This road between La Paz and Arica (for peladoboton, this is the same road as you mentioned) was paved in the mid-90ies, but doesn't reach 5030m. The highest point is about 4500m, as alrady mentioned by Baarb.
I have one map that shows it at 5030 meters and one map that shows it as 5000 meters at Paso Tambo Quemado, but maps in that part of the world can't be taken at face value (which is why I always post the words "supposedly" when talking about elevations!).
Anyway, a google search says 4680 meters.http://www.thisischile.cl/Map.aspx?id=1 ... bo-quemado
The probem with maps in parts of the Andes or Asia is that elevations on maps seem to run all over the place. This seems to be true in most of the Andes exluding Ecuador which they stay somewhat consistant (elevations do vary, but usually not by much).
Some of the Argentina maps show the same border peaks several hundred meters higher than the Chili maps do!
The GPS is a good idea, though even that isn't 100% accurate. Probably the best source though.
Anyway, when we climbed Tolima in Colombia, our highway map showed the peak at 5620 meters (18,438 feet), our regional map and map in one climbing guide showed the peak at 5215 meters (17,110 feet) and the topo map and John Biggar's book list the peak at 5274 meters (17,303 meters). We actually got 5365 meters (17,600 feet) on the GPS.
The same inconsistancy is true for that part of Asia, though the highest peaks have somewhat consistant elevations.
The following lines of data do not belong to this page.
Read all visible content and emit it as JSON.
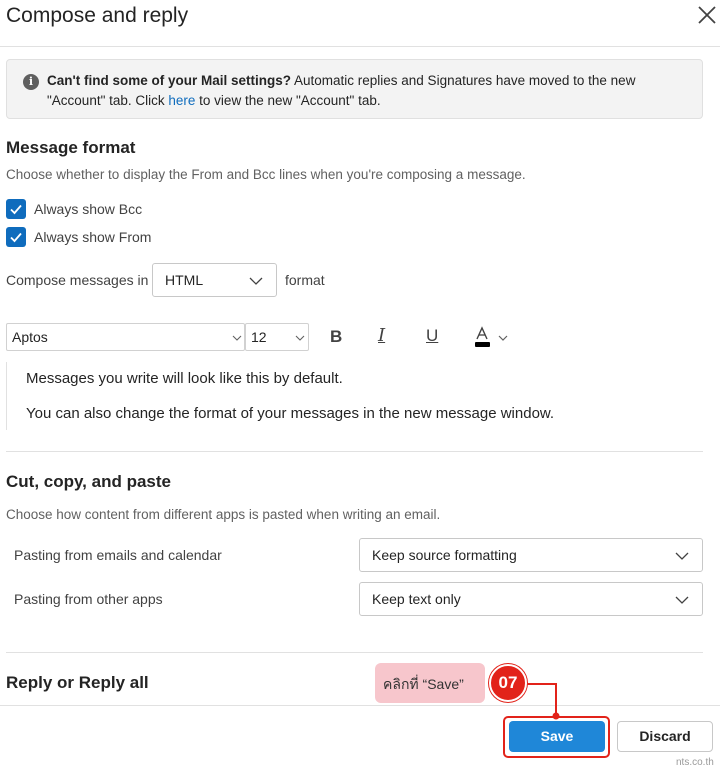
{
  "dialog": {
    "title": "Compose and reply"
  },
  "banner": {
    "bold": "Can't find some of your Mail settings?",
    "text_before_link": " Automatic replies and Signatures have moved to the new \"Account\" tab. Click ",
    "link": "here",
    "text_after_link": " to view the new \"Account\" tab."
  },
  "message_format": {
    "heading": "Message format",
    "description": "Choose whether to display the From and Bcc lines when you're composing a message.",
    "bcc_label": "Always show Bcc",
    "bcc_checked": true,
    "from_label": "Always show From",
    "from_checked": true,
    "compose_prefix": "Compose messages in",
    "compose_format": "HTML",
    "compose_suffix": "format"
  },
  "toolbar": {
    "font": "Aptos",
    "size": "12",
    "bold_icon": "B",
    "italic_icon": "I",
    "underline_icon": "U",
    "font_color": "#000000"
  },
  "preview": {
    "line1": "Messages you write will look like this by default.",
    "line2": "You can also change the format of your messages in the new message window."
  },
  "cut_copy_paste": {
    "heading": "Cut, copy, and paste",
    "description": "Choose how content from different apps is pasted when writing an email.",
    "row1_label": "Pasting from emails and calendar",
    "row1_value": "Keep source formatting",
    "row2_label": "Pasting from other apps",
    "row2_value": "Keep text only"
  },
  "reply": {
    "heading": "Reply or Reply all"
  },
  "annotation": {
    "callout": "คลิกที่ “Save”",
    "step": "07"
  },
  "footer": {
    "save": "Save",
    "discard": "Discard",
    "watermark": "nts.co.th"
  },
  "colors": {
    "accent": "#0f6cbd",
    "save_button": "#1f87d8",
    "annotation_red": "#e2231a",
    "callout_pink": "#f7c6cc"
  }
}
Elevations in the sections outside the British (and other) surveys seem to be all over the place as well.
Supposedly, the new main road between Adagua Peru and Arequipa reaches 5500 meters (18,000+ feet) east of Coropuna, but the road isn't on any maps, so this is hard to verify and looking at the map, personally I am somewhat skeptical.
I'm also very skeptical...
If anyone does find out the true elevation of the road, I'd be interested to add the information to my SP page:http://www.summitpost.org/mountain/rock ... erani.html
I didn't bring a GPS with me. 5500 meters is probably not correct. The old road on the west side of Coropuna reached to about 4800 meters.
Aucanquilcha is in Chile, not Bolivia. Bolivia also used to have a very high mining road close to 6000m on Cerro Uturuncu (6008m), reaching the upper slope of the vulcano to an old sulphur mine. However, this road is out of use since the 90ies.
Right you are. Aucanquilcha is just inside the border.
Any idea how high the road is on Ojos? One book I have says you can drive to just above the Refugio Tejos which is at 5735 meters, but that definately isn't a highway. I haven't been there myself.